NW Sometimes I think it’s ironic that I left a country where the government forced women to abort, and now I live in the US where state governments restrict abortions. On the surface they seem like opposites, but both societies work to control women’s bodies in their own way.
HW One important thing I’ve learned from you is to always keep an open mind. When I first heard you were making a film about the one-child policy, I thought, What’s new there? We’ve all read about it so many times. It’s an evil policy. But when I saw the actual aborted fetuses and saw people recounting how they were forced to do this, it was and still is shocking to me.
NW Was it shocking because you knew the story but hadn’t seen the images?
HW Yes, I would say so. And that speaks to the power of film. I’ve seen some short documentaries about girls who got adopted overseas, but I don’t think there’s any other film that reflects on the psychological impact of the one-child policy on the population.
NW Our goal was to make a film that would still be valid as a historical record in fifty or a hundred years. And we wanted to do justice to the people who lived through this policy.
HW What do you think resonates most with people when they see the film?
NW I can’t speculate about people’s responses, but one scene that moves many is my interview with the midwife from my village. She carried out so many forced abortions but later felt remorse and the need to repent. People empathize with her feelings of shame, remorse, and pain. These emotions are universal.

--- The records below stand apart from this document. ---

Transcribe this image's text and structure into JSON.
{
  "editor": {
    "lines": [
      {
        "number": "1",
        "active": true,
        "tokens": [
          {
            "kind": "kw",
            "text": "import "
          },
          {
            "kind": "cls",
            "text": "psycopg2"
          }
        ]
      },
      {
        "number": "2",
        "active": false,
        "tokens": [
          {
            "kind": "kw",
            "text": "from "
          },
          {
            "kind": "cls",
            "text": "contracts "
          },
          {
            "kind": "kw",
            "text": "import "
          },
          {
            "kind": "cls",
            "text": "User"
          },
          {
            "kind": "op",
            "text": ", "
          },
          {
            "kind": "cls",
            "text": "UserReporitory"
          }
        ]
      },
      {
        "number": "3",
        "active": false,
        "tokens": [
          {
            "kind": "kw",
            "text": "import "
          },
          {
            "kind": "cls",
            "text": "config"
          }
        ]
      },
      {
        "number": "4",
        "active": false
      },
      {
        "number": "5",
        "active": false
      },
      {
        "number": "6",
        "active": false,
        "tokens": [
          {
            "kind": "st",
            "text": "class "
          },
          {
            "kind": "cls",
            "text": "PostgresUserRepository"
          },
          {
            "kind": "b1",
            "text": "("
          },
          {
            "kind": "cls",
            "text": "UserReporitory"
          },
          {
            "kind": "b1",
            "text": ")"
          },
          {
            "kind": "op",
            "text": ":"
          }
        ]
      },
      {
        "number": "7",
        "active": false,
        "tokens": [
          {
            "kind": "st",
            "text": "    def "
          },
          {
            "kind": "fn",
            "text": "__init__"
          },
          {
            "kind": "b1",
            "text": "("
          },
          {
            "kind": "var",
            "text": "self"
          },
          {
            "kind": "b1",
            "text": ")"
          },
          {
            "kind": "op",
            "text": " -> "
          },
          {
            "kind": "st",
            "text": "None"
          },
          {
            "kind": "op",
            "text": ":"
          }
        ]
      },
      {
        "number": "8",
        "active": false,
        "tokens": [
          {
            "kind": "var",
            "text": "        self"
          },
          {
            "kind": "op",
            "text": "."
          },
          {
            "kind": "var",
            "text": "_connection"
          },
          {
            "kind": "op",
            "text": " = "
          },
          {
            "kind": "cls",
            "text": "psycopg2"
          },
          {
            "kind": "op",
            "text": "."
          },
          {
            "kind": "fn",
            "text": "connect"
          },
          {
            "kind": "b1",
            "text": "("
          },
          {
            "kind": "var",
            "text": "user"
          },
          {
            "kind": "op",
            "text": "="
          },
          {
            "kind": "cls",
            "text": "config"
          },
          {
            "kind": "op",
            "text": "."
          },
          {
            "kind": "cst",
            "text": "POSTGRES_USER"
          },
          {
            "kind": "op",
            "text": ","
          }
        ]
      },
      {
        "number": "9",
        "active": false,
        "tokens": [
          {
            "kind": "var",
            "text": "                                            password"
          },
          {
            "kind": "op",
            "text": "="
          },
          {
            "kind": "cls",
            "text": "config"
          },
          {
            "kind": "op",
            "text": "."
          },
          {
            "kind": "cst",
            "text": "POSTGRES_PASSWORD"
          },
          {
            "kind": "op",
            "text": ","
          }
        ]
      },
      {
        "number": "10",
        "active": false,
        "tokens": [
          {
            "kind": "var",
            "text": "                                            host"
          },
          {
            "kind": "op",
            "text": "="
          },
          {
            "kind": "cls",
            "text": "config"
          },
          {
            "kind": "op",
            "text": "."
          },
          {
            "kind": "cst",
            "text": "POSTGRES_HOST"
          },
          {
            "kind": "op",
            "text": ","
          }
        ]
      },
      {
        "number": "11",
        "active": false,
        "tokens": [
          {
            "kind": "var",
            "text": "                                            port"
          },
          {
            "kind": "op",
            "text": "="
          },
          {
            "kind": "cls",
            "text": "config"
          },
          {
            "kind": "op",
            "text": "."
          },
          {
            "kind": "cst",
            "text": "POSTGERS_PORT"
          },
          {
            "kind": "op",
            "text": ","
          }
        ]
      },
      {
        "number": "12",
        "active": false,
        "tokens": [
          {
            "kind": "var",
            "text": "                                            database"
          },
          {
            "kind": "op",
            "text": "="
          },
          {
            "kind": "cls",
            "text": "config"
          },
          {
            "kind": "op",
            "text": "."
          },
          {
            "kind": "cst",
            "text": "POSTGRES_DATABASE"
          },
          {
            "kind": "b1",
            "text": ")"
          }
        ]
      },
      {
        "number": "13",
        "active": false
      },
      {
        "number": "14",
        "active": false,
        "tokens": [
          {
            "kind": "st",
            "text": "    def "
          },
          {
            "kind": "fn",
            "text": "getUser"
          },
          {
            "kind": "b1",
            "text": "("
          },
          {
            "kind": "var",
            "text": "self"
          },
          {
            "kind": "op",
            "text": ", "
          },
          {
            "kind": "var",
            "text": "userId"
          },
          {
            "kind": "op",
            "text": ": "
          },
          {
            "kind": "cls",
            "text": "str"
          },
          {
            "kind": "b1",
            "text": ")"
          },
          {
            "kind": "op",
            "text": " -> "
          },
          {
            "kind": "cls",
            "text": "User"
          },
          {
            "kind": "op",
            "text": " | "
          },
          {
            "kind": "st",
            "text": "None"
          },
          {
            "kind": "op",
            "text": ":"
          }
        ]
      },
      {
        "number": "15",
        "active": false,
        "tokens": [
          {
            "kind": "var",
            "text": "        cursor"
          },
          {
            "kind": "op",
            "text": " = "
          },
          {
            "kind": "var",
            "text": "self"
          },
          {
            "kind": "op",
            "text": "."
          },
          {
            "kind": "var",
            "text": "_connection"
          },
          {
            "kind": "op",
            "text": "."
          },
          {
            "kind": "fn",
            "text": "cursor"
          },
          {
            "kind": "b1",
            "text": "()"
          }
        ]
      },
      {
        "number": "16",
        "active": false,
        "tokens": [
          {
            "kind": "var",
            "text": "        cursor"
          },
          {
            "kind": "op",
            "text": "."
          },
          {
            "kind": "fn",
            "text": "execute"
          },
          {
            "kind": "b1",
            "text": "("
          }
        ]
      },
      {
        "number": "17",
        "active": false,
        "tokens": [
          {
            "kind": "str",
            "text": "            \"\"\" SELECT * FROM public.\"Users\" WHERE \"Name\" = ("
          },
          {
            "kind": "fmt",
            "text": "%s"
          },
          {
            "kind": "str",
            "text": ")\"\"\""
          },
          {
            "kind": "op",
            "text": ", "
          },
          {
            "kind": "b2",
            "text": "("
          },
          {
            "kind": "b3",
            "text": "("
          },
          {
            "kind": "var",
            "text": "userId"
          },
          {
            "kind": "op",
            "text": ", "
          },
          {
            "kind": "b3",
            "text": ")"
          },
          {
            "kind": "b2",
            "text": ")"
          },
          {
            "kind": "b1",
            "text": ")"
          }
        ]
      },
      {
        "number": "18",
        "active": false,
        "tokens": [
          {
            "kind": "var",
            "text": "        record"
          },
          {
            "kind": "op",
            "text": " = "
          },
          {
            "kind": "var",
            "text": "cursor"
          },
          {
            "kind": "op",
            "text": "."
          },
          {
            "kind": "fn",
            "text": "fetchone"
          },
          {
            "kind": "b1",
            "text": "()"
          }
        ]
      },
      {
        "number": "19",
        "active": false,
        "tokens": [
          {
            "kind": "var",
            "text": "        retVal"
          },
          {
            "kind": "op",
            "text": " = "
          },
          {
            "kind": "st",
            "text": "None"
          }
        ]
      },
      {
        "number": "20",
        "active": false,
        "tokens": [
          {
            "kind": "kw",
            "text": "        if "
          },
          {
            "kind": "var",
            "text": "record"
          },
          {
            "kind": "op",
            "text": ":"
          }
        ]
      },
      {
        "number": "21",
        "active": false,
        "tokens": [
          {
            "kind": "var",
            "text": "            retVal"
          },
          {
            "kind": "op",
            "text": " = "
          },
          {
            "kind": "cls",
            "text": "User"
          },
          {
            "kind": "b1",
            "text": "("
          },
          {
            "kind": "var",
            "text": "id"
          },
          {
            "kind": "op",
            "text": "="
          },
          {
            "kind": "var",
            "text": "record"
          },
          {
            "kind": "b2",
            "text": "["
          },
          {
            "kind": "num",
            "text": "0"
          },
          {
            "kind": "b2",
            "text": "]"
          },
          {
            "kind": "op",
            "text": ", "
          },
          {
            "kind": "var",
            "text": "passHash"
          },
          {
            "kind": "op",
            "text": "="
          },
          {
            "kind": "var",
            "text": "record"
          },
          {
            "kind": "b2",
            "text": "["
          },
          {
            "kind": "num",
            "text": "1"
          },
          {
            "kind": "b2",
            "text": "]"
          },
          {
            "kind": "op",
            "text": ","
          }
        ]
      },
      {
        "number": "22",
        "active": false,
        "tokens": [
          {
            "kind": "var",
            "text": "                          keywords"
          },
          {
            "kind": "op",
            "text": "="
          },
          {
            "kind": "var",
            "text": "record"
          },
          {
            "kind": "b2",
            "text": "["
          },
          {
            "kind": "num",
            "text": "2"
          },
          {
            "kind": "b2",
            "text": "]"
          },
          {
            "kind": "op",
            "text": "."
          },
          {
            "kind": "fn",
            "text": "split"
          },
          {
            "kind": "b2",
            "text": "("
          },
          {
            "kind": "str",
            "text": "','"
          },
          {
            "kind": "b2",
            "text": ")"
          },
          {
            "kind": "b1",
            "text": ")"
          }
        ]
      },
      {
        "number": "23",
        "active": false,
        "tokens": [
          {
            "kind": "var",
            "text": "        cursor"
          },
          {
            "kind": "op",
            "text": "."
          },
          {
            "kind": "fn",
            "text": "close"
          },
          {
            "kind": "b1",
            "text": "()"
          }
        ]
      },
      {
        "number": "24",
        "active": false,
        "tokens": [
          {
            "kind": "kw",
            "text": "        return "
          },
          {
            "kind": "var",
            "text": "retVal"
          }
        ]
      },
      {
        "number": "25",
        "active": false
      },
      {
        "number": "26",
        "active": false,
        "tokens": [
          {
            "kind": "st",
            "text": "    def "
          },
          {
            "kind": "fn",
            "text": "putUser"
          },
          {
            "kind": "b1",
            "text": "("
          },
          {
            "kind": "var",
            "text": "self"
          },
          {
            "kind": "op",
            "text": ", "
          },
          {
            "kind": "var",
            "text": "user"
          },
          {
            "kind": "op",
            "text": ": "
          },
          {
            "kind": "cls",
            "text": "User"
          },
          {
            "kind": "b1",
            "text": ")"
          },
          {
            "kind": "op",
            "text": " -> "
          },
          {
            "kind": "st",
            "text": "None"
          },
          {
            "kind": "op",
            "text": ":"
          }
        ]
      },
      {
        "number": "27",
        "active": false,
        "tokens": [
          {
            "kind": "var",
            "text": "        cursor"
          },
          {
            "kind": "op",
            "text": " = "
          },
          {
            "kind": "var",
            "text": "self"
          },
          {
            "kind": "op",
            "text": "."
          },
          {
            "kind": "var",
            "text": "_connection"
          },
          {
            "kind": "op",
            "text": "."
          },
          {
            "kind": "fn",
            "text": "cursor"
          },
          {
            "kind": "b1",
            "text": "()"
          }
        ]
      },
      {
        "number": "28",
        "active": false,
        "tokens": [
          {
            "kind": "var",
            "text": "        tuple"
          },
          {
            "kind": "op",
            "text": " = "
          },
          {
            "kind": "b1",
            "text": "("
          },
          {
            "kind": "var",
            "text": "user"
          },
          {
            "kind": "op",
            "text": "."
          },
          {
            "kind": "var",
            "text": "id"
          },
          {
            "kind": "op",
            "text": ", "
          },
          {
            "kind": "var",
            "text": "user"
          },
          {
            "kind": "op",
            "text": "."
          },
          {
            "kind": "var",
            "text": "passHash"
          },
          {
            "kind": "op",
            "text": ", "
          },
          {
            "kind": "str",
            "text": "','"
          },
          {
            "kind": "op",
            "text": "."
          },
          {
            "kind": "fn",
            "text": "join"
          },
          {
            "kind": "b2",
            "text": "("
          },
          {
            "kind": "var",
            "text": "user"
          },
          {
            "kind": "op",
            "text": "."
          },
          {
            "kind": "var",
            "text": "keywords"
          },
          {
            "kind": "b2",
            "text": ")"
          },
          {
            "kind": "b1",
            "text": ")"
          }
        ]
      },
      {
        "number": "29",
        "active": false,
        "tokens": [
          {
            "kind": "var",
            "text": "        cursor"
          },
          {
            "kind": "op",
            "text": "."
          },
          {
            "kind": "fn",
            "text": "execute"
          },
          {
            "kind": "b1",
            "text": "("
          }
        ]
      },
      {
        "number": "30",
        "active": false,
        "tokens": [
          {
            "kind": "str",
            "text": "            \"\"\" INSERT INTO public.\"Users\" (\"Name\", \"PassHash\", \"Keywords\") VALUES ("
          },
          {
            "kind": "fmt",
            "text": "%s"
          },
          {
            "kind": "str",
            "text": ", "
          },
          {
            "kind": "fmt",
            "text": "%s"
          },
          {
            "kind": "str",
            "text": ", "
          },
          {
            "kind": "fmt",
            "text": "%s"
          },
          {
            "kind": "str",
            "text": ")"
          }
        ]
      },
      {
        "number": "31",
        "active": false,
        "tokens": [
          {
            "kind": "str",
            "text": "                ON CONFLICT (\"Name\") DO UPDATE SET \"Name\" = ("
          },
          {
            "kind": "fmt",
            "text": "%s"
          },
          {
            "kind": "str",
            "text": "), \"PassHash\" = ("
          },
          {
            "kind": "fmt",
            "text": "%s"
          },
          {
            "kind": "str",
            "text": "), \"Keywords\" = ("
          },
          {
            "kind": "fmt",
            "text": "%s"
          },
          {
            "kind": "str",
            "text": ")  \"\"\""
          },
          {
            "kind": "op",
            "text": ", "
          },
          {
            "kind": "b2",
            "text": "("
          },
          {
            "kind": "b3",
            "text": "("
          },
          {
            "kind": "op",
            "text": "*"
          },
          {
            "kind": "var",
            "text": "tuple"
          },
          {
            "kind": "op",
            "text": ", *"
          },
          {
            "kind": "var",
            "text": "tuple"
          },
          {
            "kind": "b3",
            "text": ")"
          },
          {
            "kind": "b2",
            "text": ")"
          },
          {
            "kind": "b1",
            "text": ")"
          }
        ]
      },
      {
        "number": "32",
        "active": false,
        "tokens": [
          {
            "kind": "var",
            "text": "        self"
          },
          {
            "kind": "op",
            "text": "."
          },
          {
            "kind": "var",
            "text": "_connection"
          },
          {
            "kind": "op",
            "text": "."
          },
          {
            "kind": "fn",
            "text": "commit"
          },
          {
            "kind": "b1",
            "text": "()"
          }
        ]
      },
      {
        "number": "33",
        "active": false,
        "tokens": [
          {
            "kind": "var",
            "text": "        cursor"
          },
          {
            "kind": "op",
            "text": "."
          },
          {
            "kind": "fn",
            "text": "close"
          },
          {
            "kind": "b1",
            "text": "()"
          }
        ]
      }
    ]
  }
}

HW You are now teaching at NYU. Only a few years ago, you were on the other side of the classroom. What do you tell your students?
NW In order to make documentary films, you really need to love doing it.
HW In addition to love, what else is required? I think as filmmakers we frequently doubt ourselves. Before anyone believes in you, you have to have this almost foolish blind faith in yourself.
NW Absolutely. You need love, faith, and perseverance.
Hao Wu is a filmmaker whose documentaries have received support from the Ford Foundation’s JustFilms, ITVS, Sundance, Tribeca, and others. He previously held management roles at Alibaba, TripAdvisor, and Excite@Home. His latest feature, People’s Republic of Desire, won the Grand Jury Award at the 2018 South by Southwest Film Festival. In May 2019, Netflix launched his new documentary short All in My Family.
Where on the spectrum of loyalty and betrayal does song begin? And where does it end? I think each writer has to decide this over and over.